“I will be buying what other people are selling. I will be buying what is loathed and despised.”

“In capital markets, price is set by the most panicked seller at the end of a trading day. Value, which is determined by cash flows and assets, is not. In this environment, the chaos is so extreme, the panic selling so urgent, that there is almost no possibility that sellers are acting on superior information. Indeed, in situation after situation, it seems clear that fundamentals do not factor into their decision making at all.”

“In the aftermath of this financial crisis, I think everyone needs to look deep within themselves and ask how they want to live their lives. Do they want to live close to the edge, or do they want stability? In my view, people should have a year or two of living expenses in cash if possible, and they shouldn’t use leverage anywhere in their lives.

“Baupost build numerous new positions as the markets fell in 2008. While it is always tempting to try to time the market and wait for the bottom to be reached (as if it would be obvious when it arrived), such a strategy has proven over the years to be deeply flawed. Historically, little volume transacts at the bottom or on the way back up, and competition from other buyers will be much greater when the markets settle down and the economy begins to recover. Moreover, the price recovery from a bottom can be very swift. Therefore, an investor should put money to work amidst the throes of a bear market, appreciating that things will likely get worse before they get better.”

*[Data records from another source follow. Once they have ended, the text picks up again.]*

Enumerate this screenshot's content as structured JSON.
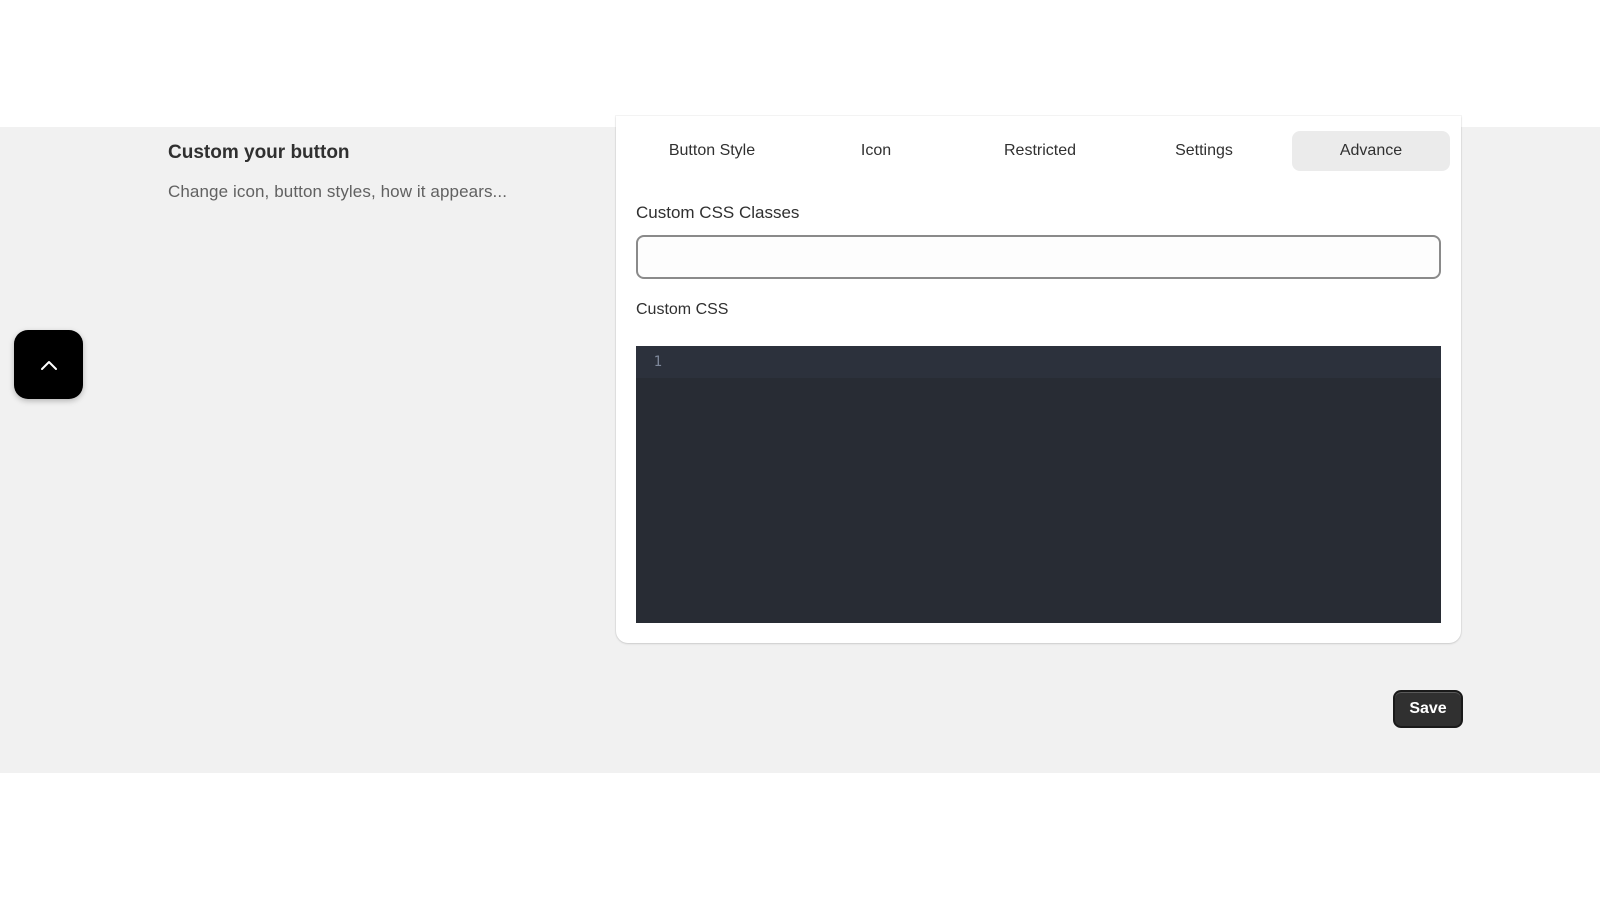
{
  "section": {
    "title": "Custom your button",
    "description": "Change icon, button styles, how it appears..."
  },
  "scroll_top": {
    "icon": "chevron-up-icon"
  },
  "tabs": [
    {
      "label": "Button Style",
      "active": false
    },
    {
      "label": "Icon",
      "active": false
    },
    {
      "label": "Restricted",
      "active": false
    },
    {
      "label": "Settings",
      "active": false
    },
    {
      "label": "Advance",
      "active": true
    }
  ],
  "advance": {
    "css_classes_label": "Custom CSS Classes",
    "css_classes_value": "",
    "custom_css_label": "Custom CSS",
    "editor_lines": [
      "1"
    ]
  },
  "actions": {
    "save_label": "Save"
  },
  "colors": {
    "band_background": "#f1f1f1",
    "editor_background": "#282c34",
    "save_button": "#303030"
  }
}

“Here’s how to know if you have the makeup to be an investor. How would you handle the following situation? Let’s say you own a Procter & Gamble in your portfolio and the stock price goes down by half. Do you like it better? If it falls in half, do you reinvest dividends? Do you take cash out of savings to buy more? If you have the confidence to do that, then you’re an investor. If you don’t, you’re not an investor, you’re a speculator, and you shouldn’t be in the stock market in the first place.”